Metal truss bridges are an important part of Pennsylvania’s engineering and technological history and stand as a legacy to the state’s iron and steel industry.
However, the loss of over half of the historic metal truss bridges in Pennsylvania since the 2001 Statewide Historic Bridge Inventory spurred the need to reevaluate the National Register eligibility of the remaining population.
In 2016-2018, a committee composed of staff from both the Pennsylvania Department of Transportation (PennDOT) and the PA State Historic Preservation Office (SHPO) was formed to lead the revaluation. As part of the effort, inconsistencies in the 2001 application of National Register Criterion C were identified and addressed. More current scholarship, including a point system for evaluating eligibility, was also introduced.
The previous Statewide Historic Bridge Inventory presented inconsistencies in National Register eligibility evaluations. The evaluations included varying levels of detail regarding the important character defining features. For example, features and characteristics of early bridges such as unique floorbeam hangers or the work or a prominent builder, were called out, while later bridges were simply described as “traditionally composed” or a “late example”.
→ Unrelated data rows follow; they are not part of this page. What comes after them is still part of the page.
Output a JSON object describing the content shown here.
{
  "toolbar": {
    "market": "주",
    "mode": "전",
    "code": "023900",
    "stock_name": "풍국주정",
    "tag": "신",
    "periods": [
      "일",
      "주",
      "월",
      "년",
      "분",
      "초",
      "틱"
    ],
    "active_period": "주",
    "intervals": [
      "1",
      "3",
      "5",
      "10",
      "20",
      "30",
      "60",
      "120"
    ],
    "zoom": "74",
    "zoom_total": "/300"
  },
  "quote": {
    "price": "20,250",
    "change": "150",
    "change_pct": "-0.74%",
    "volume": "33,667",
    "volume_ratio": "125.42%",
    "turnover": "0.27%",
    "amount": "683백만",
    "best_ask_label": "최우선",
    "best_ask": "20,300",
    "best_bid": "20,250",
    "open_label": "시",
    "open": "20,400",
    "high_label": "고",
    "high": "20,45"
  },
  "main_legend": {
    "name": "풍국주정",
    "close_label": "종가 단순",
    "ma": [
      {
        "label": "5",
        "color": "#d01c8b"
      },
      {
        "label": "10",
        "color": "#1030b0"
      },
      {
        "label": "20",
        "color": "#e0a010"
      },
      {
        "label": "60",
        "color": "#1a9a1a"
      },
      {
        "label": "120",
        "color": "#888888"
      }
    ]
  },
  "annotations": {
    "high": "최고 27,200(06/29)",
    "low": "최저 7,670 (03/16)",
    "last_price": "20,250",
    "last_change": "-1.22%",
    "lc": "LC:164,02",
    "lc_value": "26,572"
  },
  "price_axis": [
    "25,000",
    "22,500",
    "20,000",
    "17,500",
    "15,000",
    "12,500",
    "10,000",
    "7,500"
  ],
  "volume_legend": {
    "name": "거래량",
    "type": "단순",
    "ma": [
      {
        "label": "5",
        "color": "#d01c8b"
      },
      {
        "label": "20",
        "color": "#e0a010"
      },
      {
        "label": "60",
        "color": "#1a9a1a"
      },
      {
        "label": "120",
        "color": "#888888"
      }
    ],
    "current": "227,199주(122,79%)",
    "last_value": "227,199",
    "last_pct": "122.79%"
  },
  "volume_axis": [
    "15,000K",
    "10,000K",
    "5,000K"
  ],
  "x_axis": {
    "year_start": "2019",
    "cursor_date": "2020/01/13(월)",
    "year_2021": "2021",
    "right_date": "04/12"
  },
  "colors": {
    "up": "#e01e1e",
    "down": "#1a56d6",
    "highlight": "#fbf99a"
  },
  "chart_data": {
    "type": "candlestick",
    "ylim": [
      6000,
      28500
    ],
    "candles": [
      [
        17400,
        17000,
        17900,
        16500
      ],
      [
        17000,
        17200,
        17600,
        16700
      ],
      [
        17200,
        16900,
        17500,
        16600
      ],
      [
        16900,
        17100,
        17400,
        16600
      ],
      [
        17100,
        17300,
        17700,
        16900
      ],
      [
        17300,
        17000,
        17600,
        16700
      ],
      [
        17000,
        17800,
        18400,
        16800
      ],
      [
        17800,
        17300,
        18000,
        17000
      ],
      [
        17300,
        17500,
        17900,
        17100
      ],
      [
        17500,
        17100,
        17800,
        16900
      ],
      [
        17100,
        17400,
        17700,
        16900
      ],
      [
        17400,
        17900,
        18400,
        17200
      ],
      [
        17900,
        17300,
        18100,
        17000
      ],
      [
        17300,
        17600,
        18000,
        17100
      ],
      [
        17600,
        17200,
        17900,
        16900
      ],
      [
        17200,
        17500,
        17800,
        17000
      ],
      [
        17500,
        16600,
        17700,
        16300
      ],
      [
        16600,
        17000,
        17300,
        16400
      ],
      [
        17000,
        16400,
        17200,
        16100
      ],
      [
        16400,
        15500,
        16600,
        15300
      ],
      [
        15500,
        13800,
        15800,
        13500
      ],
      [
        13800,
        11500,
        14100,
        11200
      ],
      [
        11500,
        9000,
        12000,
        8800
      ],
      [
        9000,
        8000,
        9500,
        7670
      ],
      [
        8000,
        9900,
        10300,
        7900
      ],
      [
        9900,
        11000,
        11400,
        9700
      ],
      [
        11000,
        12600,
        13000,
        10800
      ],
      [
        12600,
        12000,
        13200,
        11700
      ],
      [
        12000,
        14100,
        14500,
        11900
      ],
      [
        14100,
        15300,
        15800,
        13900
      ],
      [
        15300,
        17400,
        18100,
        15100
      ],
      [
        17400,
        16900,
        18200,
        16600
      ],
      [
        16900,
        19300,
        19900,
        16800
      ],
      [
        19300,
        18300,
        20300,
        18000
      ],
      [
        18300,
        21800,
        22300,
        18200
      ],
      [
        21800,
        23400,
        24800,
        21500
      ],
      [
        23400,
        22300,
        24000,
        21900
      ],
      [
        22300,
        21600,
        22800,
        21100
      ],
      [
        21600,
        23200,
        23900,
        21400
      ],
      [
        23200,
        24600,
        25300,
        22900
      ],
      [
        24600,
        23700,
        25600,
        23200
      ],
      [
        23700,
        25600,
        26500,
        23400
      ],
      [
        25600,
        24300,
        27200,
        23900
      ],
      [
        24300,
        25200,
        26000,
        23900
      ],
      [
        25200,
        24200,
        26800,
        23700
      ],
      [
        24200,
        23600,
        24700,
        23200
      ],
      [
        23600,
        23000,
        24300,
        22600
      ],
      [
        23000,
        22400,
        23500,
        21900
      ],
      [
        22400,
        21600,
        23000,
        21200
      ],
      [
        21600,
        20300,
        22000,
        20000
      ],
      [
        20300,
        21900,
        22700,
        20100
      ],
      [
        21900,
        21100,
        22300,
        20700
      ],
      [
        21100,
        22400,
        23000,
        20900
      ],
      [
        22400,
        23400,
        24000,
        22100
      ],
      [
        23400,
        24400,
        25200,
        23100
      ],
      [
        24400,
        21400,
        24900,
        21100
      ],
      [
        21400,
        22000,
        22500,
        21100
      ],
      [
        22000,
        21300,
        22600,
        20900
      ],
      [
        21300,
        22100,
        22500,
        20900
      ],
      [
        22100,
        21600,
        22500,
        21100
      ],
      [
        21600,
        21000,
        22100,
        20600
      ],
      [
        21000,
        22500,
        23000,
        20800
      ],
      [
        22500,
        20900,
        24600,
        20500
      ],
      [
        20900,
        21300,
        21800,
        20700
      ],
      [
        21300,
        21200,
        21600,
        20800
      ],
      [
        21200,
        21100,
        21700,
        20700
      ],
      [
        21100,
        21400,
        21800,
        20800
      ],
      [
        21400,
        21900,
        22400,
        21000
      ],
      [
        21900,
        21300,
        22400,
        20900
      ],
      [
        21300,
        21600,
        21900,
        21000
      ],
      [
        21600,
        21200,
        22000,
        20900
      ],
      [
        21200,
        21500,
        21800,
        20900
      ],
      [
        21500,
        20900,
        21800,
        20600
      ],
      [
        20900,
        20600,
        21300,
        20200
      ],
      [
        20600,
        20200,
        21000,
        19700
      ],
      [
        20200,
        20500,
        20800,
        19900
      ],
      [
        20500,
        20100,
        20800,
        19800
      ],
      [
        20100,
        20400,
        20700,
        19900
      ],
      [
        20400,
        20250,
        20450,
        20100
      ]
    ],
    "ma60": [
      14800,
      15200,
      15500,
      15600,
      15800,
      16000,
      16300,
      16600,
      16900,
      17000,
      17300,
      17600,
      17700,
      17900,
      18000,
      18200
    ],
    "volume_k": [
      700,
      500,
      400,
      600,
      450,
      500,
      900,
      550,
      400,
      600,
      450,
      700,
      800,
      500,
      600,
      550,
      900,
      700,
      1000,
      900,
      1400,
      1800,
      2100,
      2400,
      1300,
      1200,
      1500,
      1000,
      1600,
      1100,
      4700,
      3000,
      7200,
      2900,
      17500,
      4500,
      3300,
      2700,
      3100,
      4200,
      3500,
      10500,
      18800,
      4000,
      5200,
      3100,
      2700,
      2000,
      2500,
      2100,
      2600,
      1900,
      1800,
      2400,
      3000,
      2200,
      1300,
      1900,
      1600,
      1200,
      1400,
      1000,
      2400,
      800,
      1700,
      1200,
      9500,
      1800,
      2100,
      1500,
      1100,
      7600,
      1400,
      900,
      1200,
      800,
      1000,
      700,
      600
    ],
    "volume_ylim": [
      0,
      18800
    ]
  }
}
In addition, for those bridge types and designs considered “common in the county and region,” only the most complete examples were considered significant. In consideration of the dwindling population of metal truss bridges, only a few early or complete examples still remain in 2018. Finally, those bridges already considered National Register eligible as contributing resources to historic districts, were not assessed for individual eligibility under Criterion C for engineering significance in the 2001 survey.
In an effort to objectively look at the remaining population of metal truss bridges, a point system was developed to provide a consistence application of the National Register Criteria for evaluation than what had been used in the past.
The point system awards points to all bridges with distinctive characteristics, special features, or innovations, as well as early and rare bridges. The system subtracts points for loss of distinctive characteristics or lack of integrity of materials, design or workmanship. Those bridges that maintain a minimum threshold of points are considered eligible for the National Register.
An important feature of the point system is that a bridge can be reevaluated at any time if new information should become available.
Staff applied the point system to all metal truss bridges in PennDOT’s Bridge Management System, including those previously determined eligible. Using the points system, 12 of the previously eligible bridges were unable to meet the minimum threshold of points and are not eligible, while 51 previously not eligible bridges are determined eligible.
The methodology for the reevaluation of the metal truss bridges, including a complete breakdown of the point system and a list of the eligible metal truss bridges, can be found on PennDOT’s website. The point system provides a consistent and replicable approach to determining the eligibility of a bridge, regardless of its type, design, materials, feature, or age and it can be applied to other bridge types and designs.
Stay tuned, as PennDOT and SHPO staff plan to use the point system in the reevaluation of the open spandrel concrete arch bridges in the coming year!
Want to learn more about historic metal truss bridges in Pennsylvania? Sign up for our bridge newsletter now to receive the first installment this fall!